■ Exercise prompt ■
Print, word for word, the line containing "Transcribe this image's" and all lines beneath it to the end of the entries below. Pictures do not belong in the copy.

——

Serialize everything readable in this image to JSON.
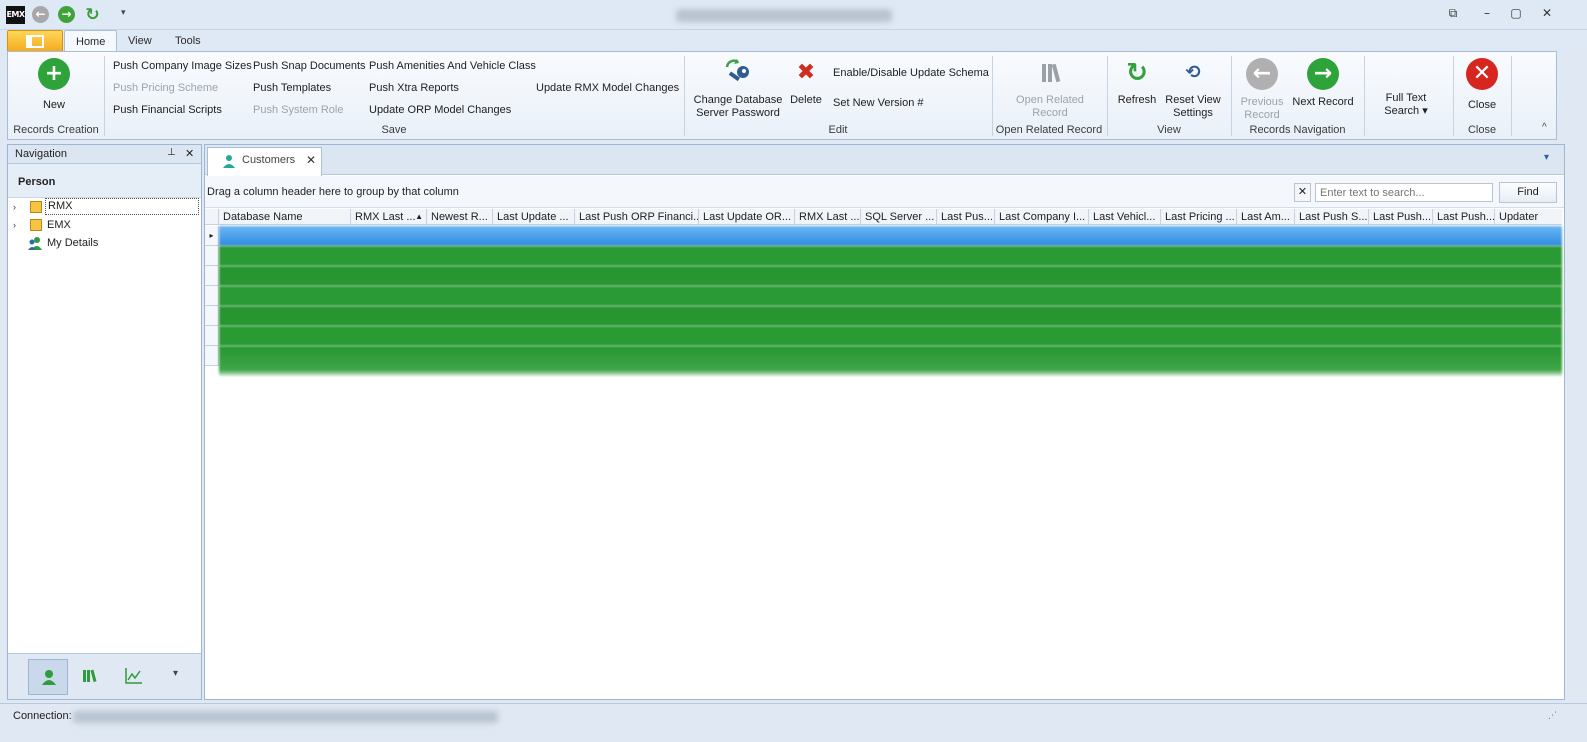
{
  "quick_access": {
    "app_logo": "EMX",
    "back_icon": "back-arrow-icon",
    "forward_icon": "forward-arrow-icon",
    "refresh_icon": "refresh-icon",
    "customize_label": "▾"
  },
  "window_controls": {
    "restore_icon": "restore-window-icon",
    "minimize_icon": "minimize-icon",
    "maximize_icon": "maximize-icon",
    "close_icon": "close-icon"
  },
  "ribbon_tabs": [
    "Home",
    "View",
    "Tools"
  ],
  "ribbon": {
    "records_creation": {
      "new_label": "New",
      "group_label": "Records Creation"
    },
    "save": {
      "push_company_image_sizes": "Push Company Image Sizes",
      "push_pricing_scheme": "Push Pricing Scheme",
      "push_financial_scripts": "Push Financial Scripts",
      "push_snap_documents": "Push Snap Documents",
      "push_templates": "Push Templates",
      "push_system_role": "Push System Role",
      "push_amenities": "Push Amenities And Vehicle Class",
      "push_xtra_reports": "Push Xtra Reports",
      "update_orp_model": "Update ORP Model Changes",
      "update_rmx_model": "Update RMX Model Changes",
      "group_label": "Save"
    },
    "edit": {
      "change_password_line1": "Change Database",
      "change_password_line2": "Server Password",
      "delete_label": "Delete",
      "enable_disable_schema": "Enable/Disable Update Schema",
      "set_new_version": "Set New Version #",
      "group_label": "Edit"
    },
    "open_related": {
      "line1": "Open Related",
      "line2": "Record",
      "group_label": "Open Related Record"
    },
    "view": {
      "refresh_label": "Refresh",
      "reset_line1": "Reset View",
      "reset_line2": "Settings",
      "group_label": "View"
    },
    "records_navigation": {
      "previous_line1": "Previous",
      "previous_line2": "Record",
      "next_label": "Next Record",
      "group_label": "Records Navigation"
    },
    "full_text": {
      "line1": "Full Text",
      "line2": "Search ▾"
    },
    "close": {
      "close_label": "Close",
      "group_label": "Close"
    },
    "collapse_icon": "^"
  },
  "navigation": {
    "title": "Navigation",
    "pin_icon": "📌",
    "close_icon": "✕",
    "section": "Person",
    "tree": [
      {
        "label": "RMX",
        "expand": "›"
      },
      {
        "label": "EMX",
        "expand": "›"
      },
      {
        "label": "My Details",
        "expand": ""
      }
    ],
    "bottom_icons": [
      "person-icon",
      "library-icon",
      "chart-icon"
    ],
    "bottom_more": "▾"
  },
  "document": {
    "tab_label": "Customers",
    "tab_close": "✕",
    "dropdown": "▾",
    "group_hint": "Drag a column header here to group by that column",
    "clear_label": "✕",
    "search_placeholder": "Enter text to search...",
    "find_label": "Find"
  },
  "grid": {
    "columns": [
      "Database Name",
      "RMX Last ...",
      "Newest R...",
      "Last Update ...",
      "Last Push ORP Financi...",
      "Last Update OR...",
      "RMX Last ...",
      "SQL Server ...",
      "Last Pus...",
      "Last Company I...",
      "Last Vehicl...",
      "Last Pricing ...",
      "Last Am...",
      "Last Push S...",
      "Last Push...",
      "Last Push...",
      "Updater"
    ],
    "sort_indicator": "▲",
    "row_count_visible": 7,
    "selected_row_color": "#3d9be9",
    "row_color": "#2e9e36"
  },
  "status": {
    "connection_label": "Connection:"
  }
}
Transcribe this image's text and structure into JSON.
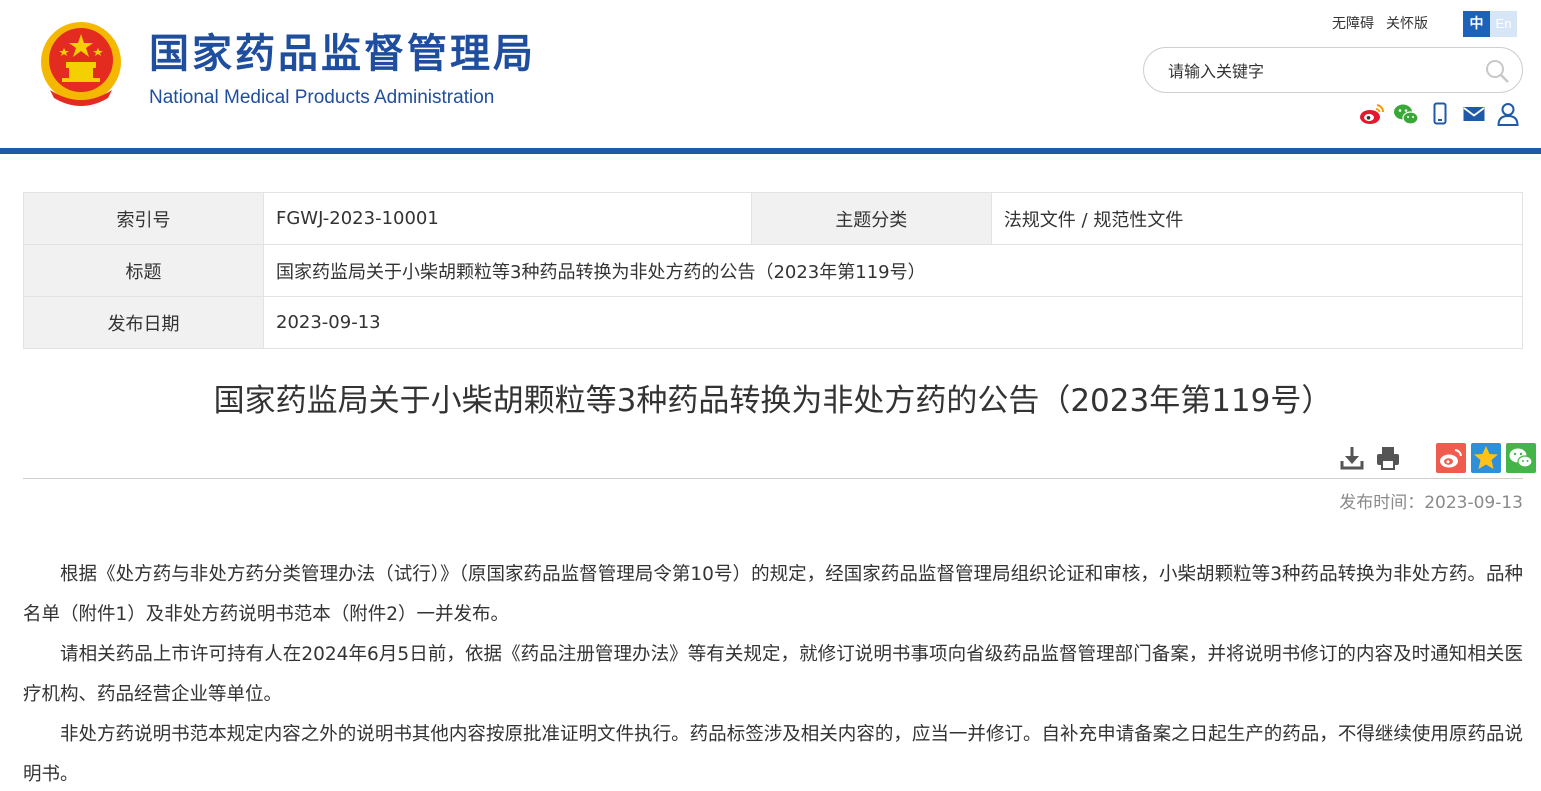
{
  "header": {
    "site_title": "国家药品监督管理局",
    "site_subtitle": "National Medical Products Administration",
    "top_links": [
      "无障碍",
      "关怀版"
    ],
    "lang_zh": "中",
    "lang_en": "En",
    "search_placeholder": "请输入关键字",
    "social_icons": [
      "weibo-icon",
      "wechat-icon",
      "mobile-icon",
      "mail-icon",
      "user-icon"
    ],
    "brand_color": "#1f5aa8"
  },
  "info": {
    "index_label": "索引号",
    "index_value": "FGWJ-2023-10001",
    "category_label": "主题分类",
    "category_value": "法规文件 / 规范性文件",
    "title_label": "标题",
    "title_value": "国家药监局关于小柴胡颗粒等3种药品转换为非处方药的公告（2023年第119号）",
    "date_label": "发布日期",
    "date_value": "2023-09-13"
  },
  "article": {
    "title": "国家药监局关于小柴胡颗粒等3种药品转换为非处方药的公告（2023年第119号）",
    "tool_icons": [
      "download-icon",
      "print-icon",
      "weibo-share-icon",
      "qzone-share-icon",
      "wechat-share-icon"
    ],
    "pubtime_label": "发布时间：",
    "pubtime_value": "2023-09-13",
    "paragraphs": [
      "根据《处方药与非处方药分类管理办法（试行）》（原国家药品监督管理局令第10号）的规定，经国家药品监督管理局组织论证和审核，小柴胡颗粒等3种药品转换为非处方药。品种名单（附件1）及非处方药说明书范本（附件2）一并发布。",
      "请相关药品上市许可持有人在2024年6月5日前，依据《药品注册管理办法》等有关规定，就修订说明书事项向省级药品监督管理部门备案，并将说明书修订的内容及时通知相关医疗机构、药品经营企业等单位。",
      "非处方药说明书范本规定内容之外的说明书其他内容按原批准证明文件执行。药品标签涉及相关内容的，应当一并修订。自补充申请备案之日起生产的药品，不得继续使用原药品说明书。"
    ]
  }
}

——

■ Response area ■
Transcribe this image's text and structure into JSON.
{
  "header": {
    "site_title": "国家药品监督管理局",
    "site_subtitle": "National Medical Products Administration",
    "top_links": [
      "无障碍",
      "关怀版"
    ],
    "lang_zh": "中",
    "lang_en": "En",
    "search_placeholder": "请输入关键字",
    "social_icons": [
      "weibo-icon",
      "wechat-icon",
      "mobile-icon",
      "mail-icon",
      "user-icon"
    ],
    "brand_color": "#1f5aa8"
  },
  "info": {
    "index_label": "索引号",
    "index_value": "FGWJ-2023-10001",
    "category_label": "主题分类",
    "category_value": "法规文件 / 规范性文件",
    "title_label": "标题",
    "title_value": "国家药监局关于小柴胡颗粒等3种药品转换为非处方药的公告（2023年第119号）",
    "date_label": "发布日期",
    "date_value": "2023-09-13"
  },
  "article": {
    "title": "国家药监局关于小柴胡颗粒等3种药品转换为非处方药的公告（2023年第119号）",
    "tool_icons": [
      "download-icon",
      "print-icon",
      "weibo-share-icon",
      "qzone-share-icon",
      "wechat-share-icon"
    ],
    "pubtime_label": "发布时间：",
    "pubtime_value": "2023-09-13",
    "paragraphs": [
      "根据《处方药与非处方药分类管理办法（试行）》（原国家药品监督管理局令第10号）的规定，经国家药品监督管理局组织论证和审核，小柴胡颗粒等3种药品转换为非处方药。品种名单（附件1）及非处方药说明书范本（附件2）一并发布。",
      "请相关药品上市许可持有人在2024年6月5日前，依据《药品注册管理办法》等有关规定，就修订说明书事项向省级药品监督管理部门备案，并将说明书修订的内容及时通知相关医疗机构、药品经营企业等单位。",
      "非处方药说明书范本规定内容之外的说明书其他内容按原批准证明文件执行。药品标签涉及相关内容的，应当一并修订。自补充申请备案之日起生产的药品，不得继续使用原药品说明书。"
    ]
  }
}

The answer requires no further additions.